The welcome but subtle changes to Crystal Court are a towering achievement.
At first glance, the recently remade IDS Crystal Court doesn’t appear all that different. The key components The welcome but subtle changes to Crystal Court are a towering achievement.
— trees, seating, water — are still there.
But take a closer look.
“It was like pulling the old vinyl tile up on the house you just bought and finding beautiful hardwood floors,” says Tony Layne of Perkins & Will, the architecture firm behind the $5 million rejuvenation. “The project wasn’t about following a trend, it was about uncovering what was already beautiful, and bringing clarity to it.”
Olive trees in boxy planters have been replaced with a dozen soaring ficus benjamina wintergreens that appear to magically burst out of the pink granite floor. The trees’ roots thrive in an unseen and ingenious planter system that was constructed in an underused concourse-level space.

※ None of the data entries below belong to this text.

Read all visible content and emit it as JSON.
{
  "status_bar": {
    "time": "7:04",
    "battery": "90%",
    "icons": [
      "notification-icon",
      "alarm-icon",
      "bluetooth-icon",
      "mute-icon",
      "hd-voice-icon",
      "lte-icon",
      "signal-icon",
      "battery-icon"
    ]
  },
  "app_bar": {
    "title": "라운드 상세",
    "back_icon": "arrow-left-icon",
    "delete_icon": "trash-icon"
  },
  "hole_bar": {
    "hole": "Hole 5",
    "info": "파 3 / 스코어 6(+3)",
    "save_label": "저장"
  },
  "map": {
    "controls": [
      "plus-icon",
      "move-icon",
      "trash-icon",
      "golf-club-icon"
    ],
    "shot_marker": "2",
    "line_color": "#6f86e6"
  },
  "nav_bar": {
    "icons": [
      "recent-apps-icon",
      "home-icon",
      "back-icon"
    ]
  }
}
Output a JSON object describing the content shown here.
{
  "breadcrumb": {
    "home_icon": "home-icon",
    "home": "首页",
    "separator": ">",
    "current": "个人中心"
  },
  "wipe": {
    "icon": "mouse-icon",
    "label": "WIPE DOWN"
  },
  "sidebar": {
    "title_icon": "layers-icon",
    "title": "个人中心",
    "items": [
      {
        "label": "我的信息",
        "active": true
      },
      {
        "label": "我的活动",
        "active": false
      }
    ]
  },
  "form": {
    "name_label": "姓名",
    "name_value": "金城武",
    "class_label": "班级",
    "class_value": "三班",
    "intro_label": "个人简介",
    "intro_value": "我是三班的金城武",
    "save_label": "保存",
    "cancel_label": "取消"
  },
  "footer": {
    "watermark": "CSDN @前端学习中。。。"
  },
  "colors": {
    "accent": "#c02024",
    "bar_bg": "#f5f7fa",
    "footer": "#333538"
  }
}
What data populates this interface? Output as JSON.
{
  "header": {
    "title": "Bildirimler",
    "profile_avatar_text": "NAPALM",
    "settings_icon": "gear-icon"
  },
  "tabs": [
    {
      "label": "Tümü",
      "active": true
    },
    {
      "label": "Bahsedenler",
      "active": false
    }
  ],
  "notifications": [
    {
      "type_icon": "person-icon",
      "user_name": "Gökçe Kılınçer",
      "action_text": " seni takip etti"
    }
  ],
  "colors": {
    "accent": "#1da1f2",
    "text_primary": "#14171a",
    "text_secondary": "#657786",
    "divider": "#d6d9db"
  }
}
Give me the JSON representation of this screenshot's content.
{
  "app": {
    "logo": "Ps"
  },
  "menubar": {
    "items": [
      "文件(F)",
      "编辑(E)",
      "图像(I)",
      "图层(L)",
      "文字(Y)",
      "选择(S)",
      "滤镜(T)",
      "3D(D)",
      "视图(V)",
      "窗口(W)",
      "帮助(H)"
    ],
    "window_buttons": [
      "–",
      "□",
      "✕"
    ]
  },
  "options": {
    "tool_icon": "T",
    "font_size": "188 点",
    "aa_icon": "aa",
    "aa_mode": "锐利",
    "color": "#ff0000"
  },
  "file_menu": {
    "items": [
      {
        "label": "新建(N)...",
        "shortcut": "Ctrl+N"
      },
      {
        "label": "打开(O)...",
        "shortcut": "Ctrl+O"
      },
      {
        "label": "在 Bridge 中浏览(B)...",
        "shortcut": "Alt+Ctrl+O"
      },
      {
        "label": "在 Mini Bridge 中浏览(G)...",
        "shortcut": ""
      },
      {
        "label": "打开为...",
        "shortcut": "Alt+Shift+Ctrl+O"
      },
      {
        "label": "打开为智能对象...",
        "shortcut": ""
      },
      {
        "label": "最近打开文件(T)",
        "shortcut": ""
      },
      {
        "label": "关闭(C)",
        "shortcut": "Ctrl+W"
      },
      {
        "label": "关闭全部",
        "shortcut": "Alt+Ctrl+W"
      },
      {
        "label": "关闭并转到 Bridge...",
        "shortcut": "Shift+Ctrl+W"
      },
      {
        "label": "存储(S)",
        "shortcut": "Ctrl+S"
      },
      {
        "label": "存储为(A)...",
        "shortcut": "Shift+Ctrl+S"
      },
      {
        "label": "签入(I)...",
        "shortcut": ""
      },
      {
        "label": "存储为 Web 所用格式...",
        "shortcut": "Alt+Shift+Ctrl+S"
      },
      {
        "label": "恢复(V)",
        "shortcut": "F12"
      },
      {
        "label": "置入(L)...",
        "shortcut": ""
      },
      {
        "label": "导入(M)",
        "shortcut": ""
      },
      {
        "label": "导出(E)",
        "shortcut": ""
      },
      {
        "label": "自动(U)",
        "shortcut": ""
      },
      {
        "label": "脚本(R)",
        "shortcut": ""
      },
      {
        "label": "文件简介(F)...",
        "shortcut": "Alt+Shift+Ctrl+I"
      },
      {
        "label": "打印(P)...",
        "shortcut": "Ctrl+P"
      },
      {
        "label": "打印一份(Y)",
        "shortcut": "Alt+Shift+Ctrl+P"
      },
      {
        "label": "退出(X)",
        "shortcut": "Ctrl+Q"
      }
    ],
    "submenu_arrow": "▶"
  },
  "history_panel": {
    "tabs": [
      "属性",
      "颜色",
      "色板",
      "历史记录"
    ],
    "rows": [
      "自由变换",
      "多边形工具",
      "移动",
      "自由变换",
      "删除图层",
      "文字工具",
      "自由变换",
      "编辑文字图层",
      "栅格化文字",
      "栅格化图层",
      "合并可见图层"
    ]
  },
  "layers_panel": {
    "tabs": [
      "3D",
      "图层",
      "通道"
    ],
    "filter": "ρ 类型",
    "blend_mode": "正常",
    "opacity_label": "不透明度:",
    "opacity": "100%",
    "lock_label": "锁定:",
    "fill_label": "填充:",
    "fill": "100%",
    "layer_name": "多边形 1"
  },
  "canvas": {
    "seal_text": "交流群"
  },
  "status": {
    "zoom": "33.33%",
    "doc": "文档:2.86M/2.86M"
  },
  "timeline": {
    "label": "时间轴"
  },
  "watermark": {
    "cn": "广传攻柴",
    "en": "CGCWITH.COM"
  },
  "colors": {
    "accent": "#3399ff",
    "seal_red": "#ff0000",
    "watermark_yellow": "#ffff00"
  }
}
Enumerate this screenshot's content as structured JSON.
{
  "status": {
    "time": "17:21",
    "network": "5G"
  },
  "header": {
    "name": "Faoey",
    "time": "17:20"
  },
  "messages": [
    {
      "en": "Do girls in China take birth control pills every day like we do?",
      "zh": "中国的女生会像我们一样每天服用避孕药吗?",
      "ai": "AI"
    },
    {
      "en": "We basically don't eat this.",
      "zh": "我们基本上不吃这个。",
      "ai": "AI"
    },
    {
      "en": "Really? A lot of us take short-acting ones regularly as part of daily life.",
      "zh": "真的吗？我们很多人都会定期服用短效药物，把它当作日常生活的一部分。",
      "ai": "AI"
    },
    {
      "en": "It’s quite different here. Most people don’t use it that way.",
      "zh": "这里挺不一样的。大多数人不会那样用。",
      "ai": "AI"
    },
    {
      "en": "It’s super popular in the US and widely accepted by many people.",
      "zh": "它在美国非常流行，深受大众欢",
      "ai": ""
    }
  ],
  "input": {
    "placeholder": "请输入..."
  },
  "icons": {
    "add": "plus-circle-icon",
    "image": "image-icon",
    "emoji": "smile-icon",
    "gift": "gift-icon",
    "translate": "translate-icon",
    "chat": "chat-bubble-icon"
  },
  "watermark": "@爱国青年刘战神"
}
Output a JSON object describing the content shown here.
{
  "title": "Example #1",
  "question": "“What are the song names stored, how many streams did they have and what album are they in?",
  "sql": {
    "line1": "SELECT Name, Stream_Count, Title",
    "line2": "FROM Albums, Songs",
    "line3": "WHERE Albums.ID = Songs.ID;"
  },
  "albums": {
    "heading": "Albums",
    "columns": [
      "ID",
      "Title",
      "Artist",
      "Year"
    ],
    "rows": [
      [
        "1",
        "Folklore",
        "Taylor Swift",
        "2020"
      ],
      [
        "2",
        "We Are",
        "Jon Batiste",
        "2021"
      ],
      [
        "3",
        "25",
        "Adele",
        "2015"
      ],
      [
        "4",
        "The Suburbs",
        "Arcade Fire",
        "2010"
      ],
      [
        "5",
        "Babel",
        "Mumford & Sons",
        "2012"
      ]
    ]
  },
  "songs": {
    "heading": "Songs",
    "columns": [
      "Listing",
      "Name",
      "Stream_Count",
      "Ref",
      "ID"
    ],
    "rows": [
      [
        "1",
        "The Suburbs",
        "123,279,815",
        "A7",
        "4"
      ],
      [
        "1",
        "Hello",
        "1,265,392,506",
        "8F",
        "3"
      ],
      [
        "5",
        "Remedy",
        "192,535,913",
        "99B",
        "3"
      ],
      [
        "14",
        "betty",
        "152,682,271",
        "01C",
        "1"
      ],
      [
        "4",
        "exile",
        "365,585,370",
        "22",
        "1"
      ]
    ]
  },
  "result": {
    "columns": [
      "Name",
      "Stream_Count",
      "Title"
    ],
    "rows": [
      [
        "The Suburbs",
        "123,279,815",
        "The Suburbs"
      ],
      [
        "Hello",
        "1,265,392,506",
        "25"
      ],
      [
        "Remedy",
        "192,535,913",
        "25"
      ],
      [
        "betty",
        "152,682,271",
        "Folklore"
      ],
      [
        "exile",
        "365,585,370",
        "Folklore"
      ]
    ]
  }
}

Furniture includes midcentury-appropriate Bertoia chairs, set around handy tables for patrons of the court’s quick-service restaurants. Perkins & Will also designed free-form bench seating — fashioned from sustainably-minded biopolymers and produced by a 3-D printer — that echo back to the modular furniture installed in the 1970s by architects Philip Johnson and John Burgee.
Fans of the previous fountain (installed in 1998) will be happy to learn that its replacement — a raised, rectangular reflecting pool — continues to emit the calming sound of falling water. Its gleaming black granite surface, skimmed by a thin layer of water, mirrors the court’s spectacular steel-and-plexiglass ceiling.
Thanks to a battery of discreetly placed LED lights, those overhead white cubes are dazzlingly illuminated at night. Now, more than ever, the cascading roof seems to float, cloudlike, over the court.
From every angle, the crossroads of downtown Minneapolis appears as pristine and welcoming as the day the doors opened a half-century ago.
“I remember when the construction walls were first taken down,” says Jeremiah Collatz of Perkins & Will. “From that very first minute, you would turn around and someone would already be using and embracing that aspect of the court. For me, as a designer, that was the highest compliment that I could have ever imagined.”